Faith D’Isa ‘17 / Emertainment Monthly Executive Marketing Officer
Unlike your typical theatre kid who grew up with Broadway a jaunt away in New York City her entire life, I never had the pleasure of being able to say that I’d witnessed the spectacle that is Julie Taymor’s The Lion King on stage. Moving to Boston, it was one of the last things I thought I’d be able to experience minutes away. Broadway in Boston righted this wrong for me, bringing adults and children alike into a fantastical world unlike anything I’d experienced in live theatre.
The Lion King follows the story of the classic Disney film, focusing on a young Simba (alternated between Jordan A. Hall and Tré Jones) and his relationship with his father, Mufasa (L. Steven Taylor), uncle Scar (Patrick R. Brown), young friend Nala (alternated between Mya Cymone Carter and Tyrah Skye Odoms) and the throne he is to take over the pridelands. The story shifts when Mufasa is killed in a supposed accident that is Simba’s fault, causing him to exile himself from his home, his people thinking him dead.
The big focus in this show is on the production elements. The costuming, co-designed by Taymor and Michael Curry, is subtle enough that you’re still capable of experiencing the human qualities that the actors bring to these beloved characters, but also clever enough that the children in the audience were absolutely mesmerized. A true standout was the costume worn by Drew Hirshfield as Zazu; though he was complemented with a puppet, between the costume and acting done by Hirshfield, the bird quality of the overbearing guardian came across in a shining way. Pumba’s costume, which also had some puppeteering qualities, was another big hit in many ways–the costume itself weighs 45 pounds. But actor Ben Lipitz made it seem like no big feat, bringing true life and personality to the warthog.
The massive (200 to be exact) amounts of impressive puppets in the show was certainly no walk in the park. However, Nick Cordileone, who portrayed meerkat Timone, had potentially one of the most difficult jobs.
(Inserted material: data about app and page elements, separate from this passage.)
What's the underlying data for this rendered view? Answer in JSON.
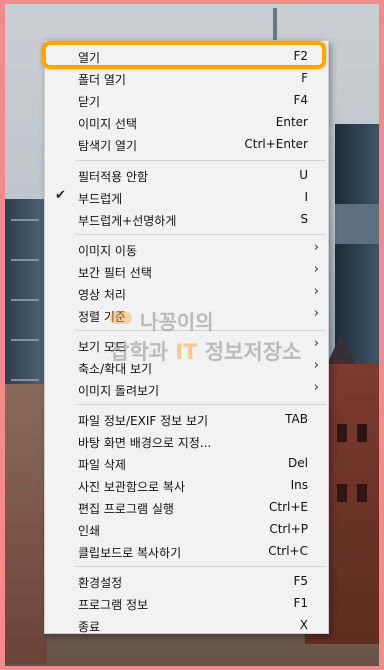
{
  "menu": {
    "items": [
      {
        "label": "열기",
        "shortcut": "F2"
      },
      {
        "label": "폴더 열기",
        "shortcut": "F"
      },
      {
        "label": "닫기",
        "shortcut": "F4"
      },
      {
        "label": "이미지 선택",
        "shortcut": "Enter"
      },
      {
        "label": "탐색기 열기",
        "shortcut": "Ctrl+Enter"
      },
      {
        "label": "필터적용 안함",
        "shortcut": "U"
      },
      {
        "label": "부드럽게",
        "shortcut": "I",
        "checked": true,
        "check_glyph": "✔"
      },
      {
        "label": "부드럽게+선명하게",
        "shortcut": "S"
      },
      {
        "label": "이미지 이동",
        "submenu_glyph": "›"
      },
      {
        "label": "보간 필터 선택",
        "submenu_glyph": "›"
      },
      {
        "label": "영상 처리",
        "submenu_glyph": "›"
      },
      {
        "label": "정렬 기준",
        "submenu_glyph": "›"
      },
      {
        "label": "보기 모드",
        "submenu_glyph": "›"
      },
      {
        "label": "축소/확대 보기",
        "submenu_glyph": "›"
      },
      {
        "label": "이미지 돌려보기",
        "submenu_glyph": "›"
      },
      {
        "label": "파일 정보/EXIF 정보 보기",
        "shortcut": "TAB"
      },
      {
        "label": "바탕 화면 배경으로 지정...",
        "shortcut": ""
      },
      {
        "label": "파일 삭제",
        "shortcut": "Del"
      },
      {
        "label": "사진 보관함으로 복사",
        "shortcut": "Ins"
      },
      {
        "label": "편집 프로그램 실행",
        "shortcut": "Ctrl+E"
      },
      {
        "label": "인쇄",
        "shortcut": "Ctrl+P"
      },
      {
        "label": "클립보드로 복사하기",
        "shortcut": "Ctrl+C"
      },
      {
        "label": "환경설정",
        "shortcut": "F5"
      },
      {
        "label": "프로그램 정보",
        "shortcut": "F1"
      },
      {
        "label": "종료",
        "shortcut": "X"
      }
    ]
  },
  "watermark": {
    "line1": "나꽁이의",
    "line2_prefix": "잡학과 ",
    "line2_it": "IT",
    "line2_suffix": " 정보저장소"
  },
  "colors": {
    "highlight": "#f7a800",
    "border": "#f28b8b"
  }
}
Working the 15 pound puppet with his entire body seems like it would tire Cordileone out–but he managed to keep up with Lipitz and Jelani Remy, who portrays an older Simba, without missing a beat. At first, the fact that Cordileone’s body was painted entirely green was extraordinarily distracting. However, the change in scenery from the more neutral and red tones to a greener place made much more sense, allowing the actor to disappear behind the puppet once more.
Though the production elements are impressive, the actors do not get lost on stage. A true stand-out was Patrick R. Brown as Scar, somehow managing to bring the estranged lion to life. Brown managed to both terrify the audience and give them laughs; his comedic timing was unmatched by anyone else in the cast, and yet, somehow, you felt bad for laughing at him. Brown, from the start of the show, managed to give Scar an element of sympathy with his acting, and yet somehow still made you turn on him and hate him by the end of the show.
A compliment also must be given to the relationship between the children and adults who portrayed the same roles in the performance. It’s difficult, to see a character grow up half way through, and have to accept a new actor in the child’s place, but Remy and Nia Holloway, who portrayed the older Nala, followed the cues given to them by their younger counterparts, making it easy to believe and even easier to love. The chemistry between Holloway and Remy was undeniable–and the Elton John classic, “Can You Feel the Love Tonight?” didn’t hurt, either.
Between the artful sets, skilled actors, beautiful costumes, makeup and puppets, and the pure, childlike joy that comes with a night at The Lion King, this show, presented by Broadway in Boston, is not one to be missed. The Lion King runs at the Boston Opera House through October 12th.